The failure of an adequate number of states to sign and ratify the African Monetary Fund treaty is an embarrassing challenge to the credibility of the AU’s efforts to promote a more integrated, dynamic, sustainable and equitable African economy. These efforts have been going on for more than 40 years. Steps along the way have included the former Organisation of African Unity’s Lagos Plan of Action for Economic Development of Africa signed in 1980 and the Abuja Treaty signed in 1991.
In a policy brief published by the Centre for Human Rights at the University of Pretoria and the Global Development Policy Center at Boston University, we propose three concrete steps to jumpstart the push for the fund.
First, the creation of the fund must be explicitly linked to the success of the free trade area. The AU leaders can do this by making the case that, just as has happened in other regions, the presence of a regional financial arrangement will support the efforts to boost intra-regional trade in Africa. It will help participating countries mitigate the balance of payments challenges that greater regional integration may cause.
Moreover, the fund, by quickly providing its members with financial support, can offer them more time to negotiate a larger support package with richer institutions, such as the IMF. In this regard, it should be noted that eight of the AU member countries (Cape Verde, Comores, Djibouti, Eritrea, Guinea-Bissau, Sao Tome and Principe, Seychelles, and Somalia) will be able to borrow more resources from the AMF than the IMF.
Second, one AU member state should become the champion for the fund. This country would become the first country to sign and ratify the fund treaty. It would lobby other AU member countries to ratify the African Monetary Fund. It would advocate for the AU to reconstitute the steering committee created in the treaty and provide it with adequate resources. Since Cameroon is the designated host country for the AMF’s headquarters, it has an incentive to be a champion for the institution.

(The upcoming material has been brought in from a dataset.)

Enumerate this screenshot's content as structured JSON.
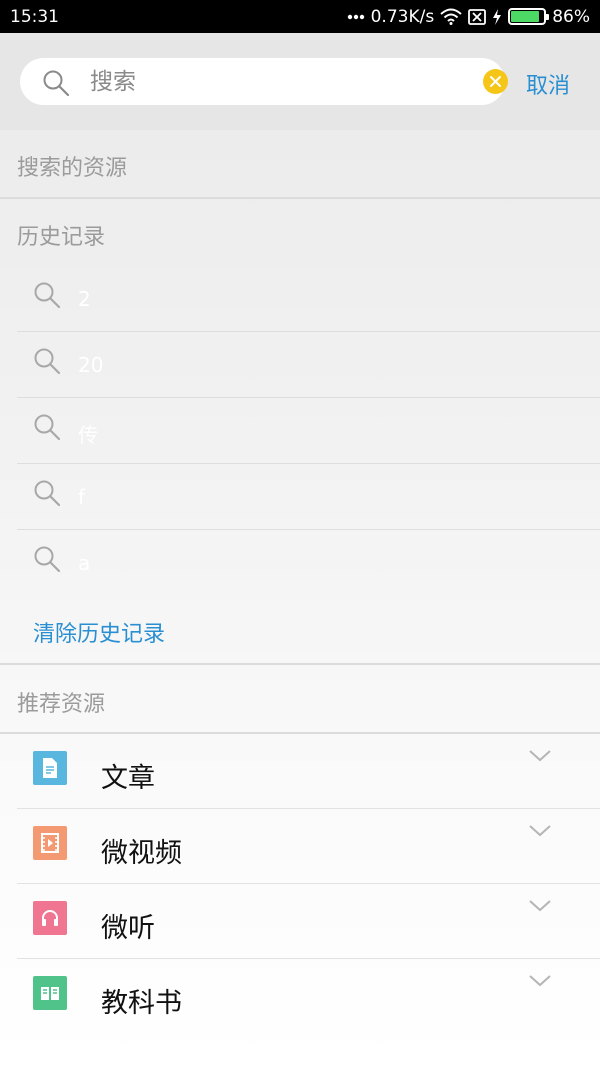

Finally, the steering committee should develop a plan for overcoming the substantial resource constraints in the region. This will require balancing the fund’s need for sufficient resources to be credible with the limited ability of some states to contribute. This could be addressed by negotiating an arrangement in which richer regional countries and institutions contribute a disproportionate share of their capital contributions up-front.
These additional contributions will be reimbursed as poorer countries make their capital contributions. It’s important to note that the AMF Board of Governors has the authority to extend the period for a country to make its contribution for up to eight years. To further incentivise small to medium sized member countries to contribute capital, they should be allowed to treat their capital contributions as part of their international reserves. Such an arrangement is not unprecedented and was used effectively in South America. These measures would make an implementation plan more feasible.
Africa has tried valiantly for decades to overcome the substantial challenges hindering the development of robust intra-regional trade. The free trade area agreement is the most recent of these efforts. The credibility of the continent’s leaders and institutions will be influenced by its success or failure. The establishment of the African Monetary Fund would demonstrate the continent’s determination to promote intra-regional trade and development.
Hadiza Gagara Dagah is a co-author of the policy brief, Jump-starting the African Monetary Fund , on which this article is based.
Danny Bradlow, SARCHI Professor of International Development Law and African Economic Relations, University of Pretoria and William N Kring, Assistant Director, Global Development Policy Center, Boston University